- 1 How much does it cost to become a massage therapist in Texas?
- 2 How much money does a massage therapist make in Texas?
- 3 What are the requirements to be a massage therapist in Texas?
- 4 How long does it take to become a registered massage therapist?
- 5 How much does a LMT make?
- 6 What are the cons of being a massage therapist?
- 7 Why I quit being a massage therapist?
- 8 What is the highest paid massage therapist?
- 9 What do massage therapist make an hour?
- 10 Do you need a license to practice reflexology in Texas?
- 11 How many massages should a therapist do a day?
- 12 Are massage therapist in high demand?
- 13 What is the difference between a masseuse and a massage therapist?
How much does it cost to become a massage therapist in Texas?
To become qualified for licensure, you must first complete a 500-hour minimum training program. You will also have to take at least 6 hours of continuing education courses every year between your renewals. The cost for initial licensure is $117 for your application + $87 for your examination fee.
How much money does a massage therapist make in Texas?

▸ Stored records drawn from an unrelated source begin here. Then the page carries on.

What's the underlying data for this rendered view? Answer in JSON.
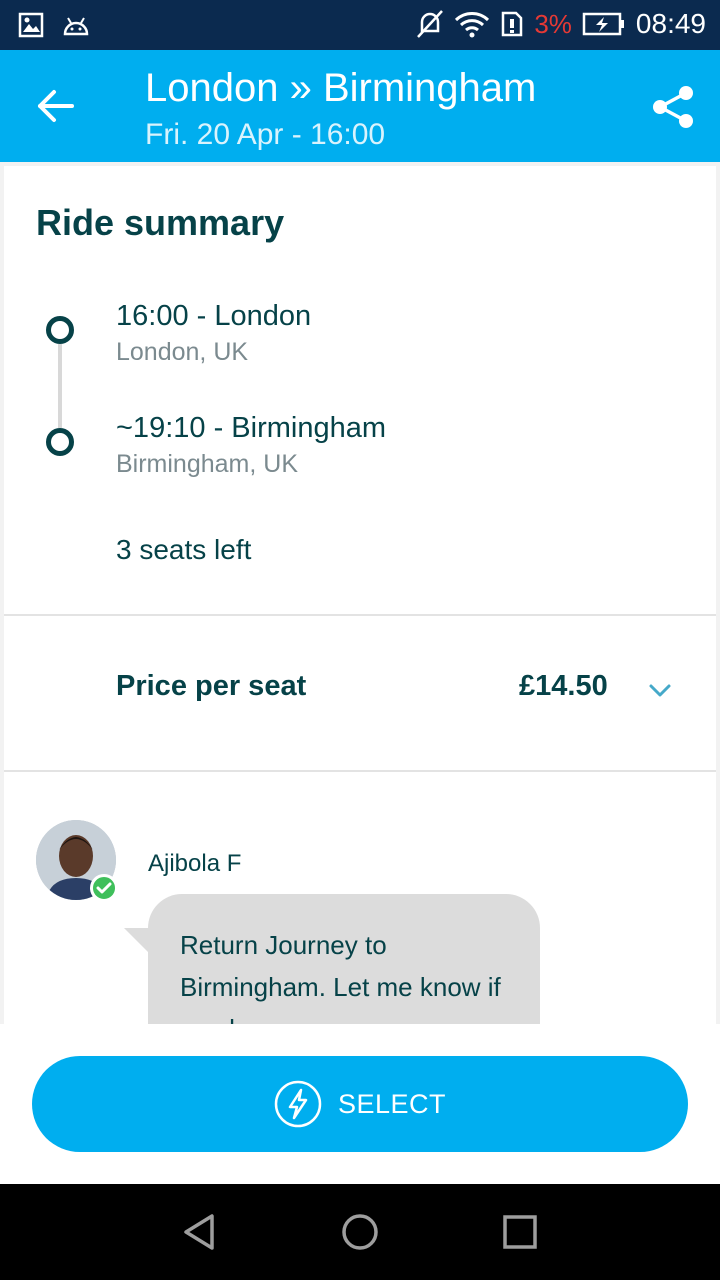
{
  "status_bar": {
    "battery_percent": "3%",
    "time": "08:49",
    "icons": [
      "gallery-icon",
      "android-icon",
      "mute-icon",
      "wifi-icon",
      "sim-icon",
      "battery-charging-icon"
    ]
  },
  "header": {
    "title": "London » Birmingham",
    "subtitle": "Fri. 20 Apr - 16:00"
  },
  "ride_summary": {
    "heading": "Ride summary",
    "stops": [
      {
        "main": "16:00 - London",
        "sub": "London, UK"
      },
      {
        "main": "~19:10 - Birmingham",
        "sub": "Birmingham, UK"
      }
    ],
    "seats_left": "3 seats left"
  },
  "price": {
    "label": "Price per seat",
    "value": "£14.50"
  },
  "driver": {
    "name": "Ajibola F",
    "message": "Return Journey to Birmingham. Let me know if you have"
  },
  "action": {
    "select_label": "SELECT"
  },
  "colors": {
    "accent": "#00aeef",
    "text_dark": "#064248",
    "status_bar": "#0b2a4f"
  }
}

The average wage for a massage therapist in Texas is around $20.55 per hour.
What are the requirements to be a massage therapist in Texas?
To become a licensed massage therapist in the state of Texas, each applicant must be at least 18 years of age when applying for their license and will have successfully completed a minimum of a 500 hour supervised course of instruction in massage studies.
How long does it take to become a registered massage therapist?
Nearly every private institution offering Massage Therapy programs differ in length of programming and content. In Alberta, there are licensed Massage Therapy programs in private institutions ranging from 14 weeks to 104 weeks in length, as well as in-class and distance education options.
How much does a LMT make?
Average Massage Therapist Salary by State
|State||2019 Mean Annual Wage||5-Year Average|
What are the cons of being a massage therapist?
One of the cons of being a massage therapist is that the job can take a physical toll on your body. Practicing massage therapy inevitably will require you to use your body for hours. This can mean standing for long hours, working with your hands all day, or being bent over a massage table for too long.
Why I quit being a massage therapist?
Most people quit being massage therapists because of physical wear-and-tear. It is hard on your hands (particulary thumbs), even when you use proper technique and practice self care. Another problem in the field is the fact that a person may be a great massage therapist, but a terrible business person.
What is the highest paid massage therapist?
Best-Paying States for Massage Therapists
The states and districts that pay Massage Therapists the highest mean salary are Alaska ($77,080), Washington ($65,770), Oregon ($62,130), Hawaii ($59,770), and Massachusetts ($57,530).
What do massage therapist make an hour?
The average salary for a massage therapist is $62.55 per hour in Sydney NSW.
Do you need a license to practice reflexology in Texas?
Do reflexologists need to have a massage license to practice reflexology? Reflexology of the hands and feet only (no massage therapy performed and no advertising that uses the word ‘massage’ or any other word protected by our law) does not require a license in Texas.
How many massages should a therapist do a day?
How many appointments you have in a day depends on your availability and scheduling preferences, but most full-time therapists will see around five clients a day with massage appointments typically lasting between 60 and 90 minutes.
Are massage therapist in high demand?
Massage therapists are in high demand. Everywhere from hospitals and gyms to spas and resorts are adding them to their staffing. The Bureau of Labor Statistics projects massage therapist employment growth of 22 percent by 2024. That means 36,500 more professionals will be added to this field.
What is the difference between a masseuse and a massage therapist?
“Masseuse” is a French word that refers to a female who practices massage. (Males in the industry were known as “masseurs.”) However, due to certain unsavory connotations with the term (as well as the need for more gender neutral terminology), “massage therapist” is preferred.